In the last chapter, you learned that the internet is a set of connections between machines, many of which are computers, as you’d expect. Now, it’s time we learned a bit about the web. At this point, maybe you’re thinking, "Hey, I’ve already learned enough about the internet, what do I care about some small difference between the internet and the web?"
By learning about the web, we’ll start to encounter some vocabulary that speaks more to you than references to 1960s computer scientists. Web vocabulary involves terms like browsers (like Google Chrome or Internet Explorer), HTTP, URLs, downloading, and more.
The web is a part of the internet, even though people often use the two terms interchangeably. It was invented in 1989 by Tim Berners-Lee, who was a computer scientist at the European Organization for Nuclear Research. What Tim Berners Lee invented sounds awfully similar to the internet: a way to share things over a network.
The internet and the web sound similar to each other because the web is built on top of the internet. What does it mean to be built on top of the internet? Consider the analogy of a postal service. By defining a base set of relationships and connections, like a post office that has mail trucks that go out to houses, you can then build more complicated systems on top of the first one. You can then create a package service on top of that same postal service, for example.

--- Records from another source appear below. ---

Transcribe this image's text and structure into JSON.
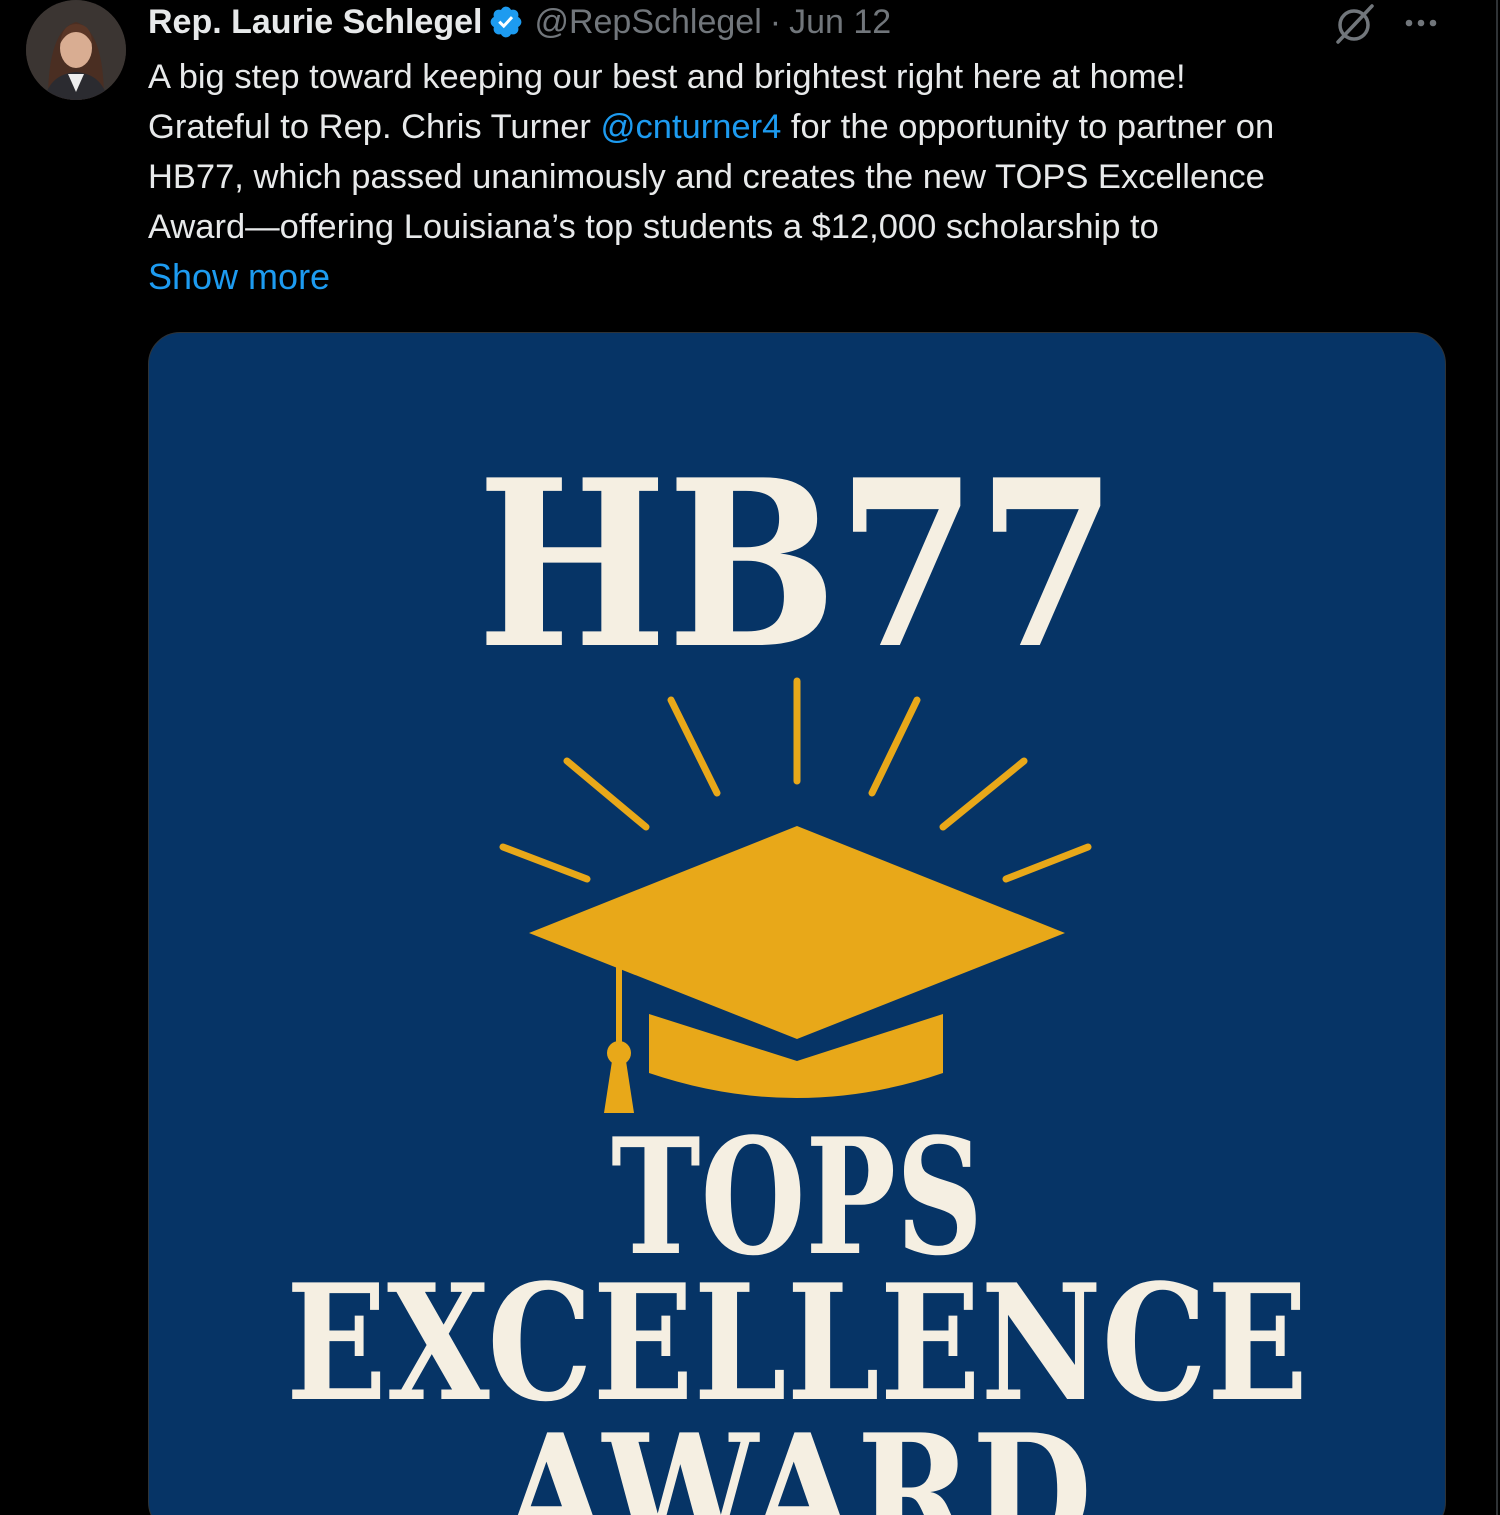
{
  "tweet": {
    "display_name": "Rep. Laurie Schlegel",
    "handle": "@RepSchlegel",
    "separator": "·",
    "date": "Jun 12",
    "verified": true,
    "text_line1": "A big step toward keeping our best and brightest right here at home!",
    "text_line2_pre": "Grateful to Rep. Chris Turner ",
    "mention": "@cnturner4",
    "text_line2_post": " for the opportunity to partner on",
    "text_line3": "HB77, which passed unanimously and creates the new TOPS Excellence",
    "text_line4": "Award—offering Louisiana’s top students a $12,000 scholarship to",
    "show_more": "Show more"
  },
  "media": {
    "headline": "HB77",
    "line1": "TOPS",
    "line2": "EXCELLENCE",
    "line3": "AWARD",
    "background_color": "#063466",
    "accent_color": "#e8a819",
    "text_color": "#f5efe2"
  },
  "icons": {
    "verified": "verified-badge-icon",
    "grok": "grok-icon",
    "more": "more-options-icon",
    "cap": "graduation-cap-icon"
  },
  "colors": {
    "background": "#000000",
    "link": "#1d9bf0",
    "secondary_text": "#71767b",
    "primary_text": "#e7e9ea"
  }
}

Now lets come back to the internet and the web. The internet is a group of computers, whereas the web is a group of machines and their documents. When you download a file through the web, you are accessing an external file (a file that is not located on your device) and creating a local copy on your device.
A web page is another common example of one of these documents. It is similar to a Microsoft Word document you might have saved on your computer, but on a web page, the document is usually presented in a more stylistic way. These web pages are passed around the web using a protocol (or a set of rules defining communication) called HTTP: hypertext transfer protocol. This means that what's being passed around is called hypertext. So, what's that, and what's an example of a web page?
Surprise! The page you are viewing right now is an example of a web page! Web pages include text, images, and much more, but the major difference between web pages and traditional text documents is that web pages are written in a different language that is responsible for structure and formatting. This language is called HTML. We'll learn more about HTML itself in the next chapter.
For now, consider that the web is called the web because it's a ton of documents that all connect to each other in a giant web! On OpenClassrooms, for example, you have a link to other courses (which are other hypertext documents behind the scenes), or even a link to our Twitter account (which is a hypertext document on another site entirely).
In the next chapter, we will briefly explore HTML, even though you're not expected to become an expert in it!